Trillium #5 is a comic that functions superbly as both a unique composition and a component of a greater story. This issue helps to establish it as one of the best comics of the year, if not the last decade.
Trillium #5 recalls the structure of the first issue, in that it mirrors the separate stories of its two protagonists, William and Nika. Every grid in Nika’s story is mirrored in William’s, which runs beneath, but is upside down. Readers navigate the entire comic from Nika’s perspective, until it is flipped on the final page to read William’s in the opposite direction. Although there is a note concerning where to start, the comic can be read starting at its front or back. Both stories begin and end in the same way, creating a narrative loop.
The idea of a narrative loop is important when reflecting on how the story has changed. In the first issue, both stories ran parallel as well, but merged from opposite directions. There were two front covers and the separate stories ended when they met. This change in structure reflects the change in Nika and William’s relationship. The first issue concludes with their first meeting. The story of their lives so far ends in the middle of the comic at the moment they first encounter one another.

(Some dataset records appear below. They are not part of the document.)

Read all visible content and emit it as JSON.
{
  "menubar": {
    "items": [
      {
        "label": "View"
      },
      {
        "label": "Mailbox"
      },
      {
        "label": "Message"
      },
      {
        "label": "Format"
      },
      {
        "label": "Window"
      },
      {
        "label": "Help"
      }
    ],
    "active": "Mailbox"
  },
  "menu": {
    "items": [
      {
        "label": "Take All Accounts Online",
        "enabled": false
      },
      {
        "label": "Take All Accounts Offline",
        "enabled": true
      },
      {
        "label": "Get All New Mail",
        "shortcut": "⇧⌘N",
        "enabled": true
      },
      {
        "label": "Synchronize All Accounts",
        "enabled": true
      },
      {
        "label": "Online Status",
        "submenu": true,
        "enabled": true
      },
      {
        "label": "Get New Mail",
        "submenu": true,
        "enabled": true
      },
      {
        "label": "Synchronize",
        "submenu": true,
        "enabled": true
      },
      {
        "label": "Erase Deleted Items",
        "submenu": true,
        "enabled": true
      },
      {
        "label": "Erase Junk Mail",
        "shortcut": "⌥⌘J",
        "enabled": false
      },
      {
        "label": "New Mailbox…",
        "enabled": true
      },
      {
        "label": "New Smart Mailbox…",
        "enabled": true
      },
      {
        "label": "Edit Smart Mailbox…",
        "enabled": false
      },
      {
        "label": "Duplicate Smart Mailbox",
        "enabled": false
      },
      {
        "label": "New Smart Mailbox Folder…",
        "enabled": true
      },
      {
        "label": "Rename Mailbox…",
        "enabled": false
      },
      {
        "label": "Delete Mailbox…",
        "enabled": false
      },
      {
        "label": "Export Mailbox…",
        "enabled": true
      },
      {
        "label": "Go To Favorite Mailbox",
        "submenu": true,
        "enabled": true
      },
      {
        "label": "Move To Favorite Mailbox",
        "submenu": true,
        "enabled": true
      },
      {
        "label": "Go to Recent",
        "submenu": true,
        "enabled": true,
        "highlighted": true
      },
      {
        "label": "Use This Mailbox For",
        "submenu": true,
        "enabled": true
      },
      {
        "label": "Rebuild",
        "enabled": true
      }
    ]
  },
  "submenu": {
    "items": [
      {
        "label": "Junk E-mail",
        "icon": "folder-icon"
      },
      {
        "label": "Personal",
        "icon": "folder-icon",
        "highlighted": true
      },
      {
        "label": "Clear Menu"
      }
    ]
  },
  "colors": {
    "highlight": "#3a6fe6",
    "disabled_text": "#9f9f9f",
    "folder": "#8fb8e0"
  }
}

Now that they have come to know one another and have endured some hardships together, their lives are interwoven. Even separated by time and space, they are awakened by one another in the first and final pages of their separate stories. Despite having the appearance of containing two separate stories, this comic reveals that those stories, over the past four issues, have merged and cannot be separated again.
Despite its dynamic structure and the momentum built by previous issues, Trillium #5 has the potential to become a boring comic. In some regards, it is a brand new first issue, burdened with the exposition of not one, but two stories. Although readers should be familiar with both William and Nika, their new lives are so incredibly different that everything but their personalities has to be re-established. Lemire’s art avoids the problem created by too many talking heads though. He includes blimp-boats and alien artifacts in an alternative Britain, while revealing a massive spaceship in the future. These visual delights help to brighten potentially dull pages.
Something ought to be said about José Villarrubia’s colors as well. Lemire’s art works beautifully based solely on his pencils and inks. His previous comics, like The Underwater Welder, create depth and tone as capably as any colored comic. Yet Villarrubia manages to bring something else to Lemire’s line work. Washed yellows and desert colors mark the desperation of William’s future existence, while rich blues and blacks provide a sense of wealth and formality to Nika’s place in the past. Villarrubia has worked with Lemire before to great effect in Sweet Tooth. In Trillium he proves, again, why he is one of the comics industry’s pre-eminent colorists.
In Trillium #5, Lemire continues to experiment with structure and work outside of his established comfort zone. This results in another success, one which will encourage readers to revisit the entire series and reflect on the purpose of its construction. This issue sets a standard to which other mainstream comics should aspire.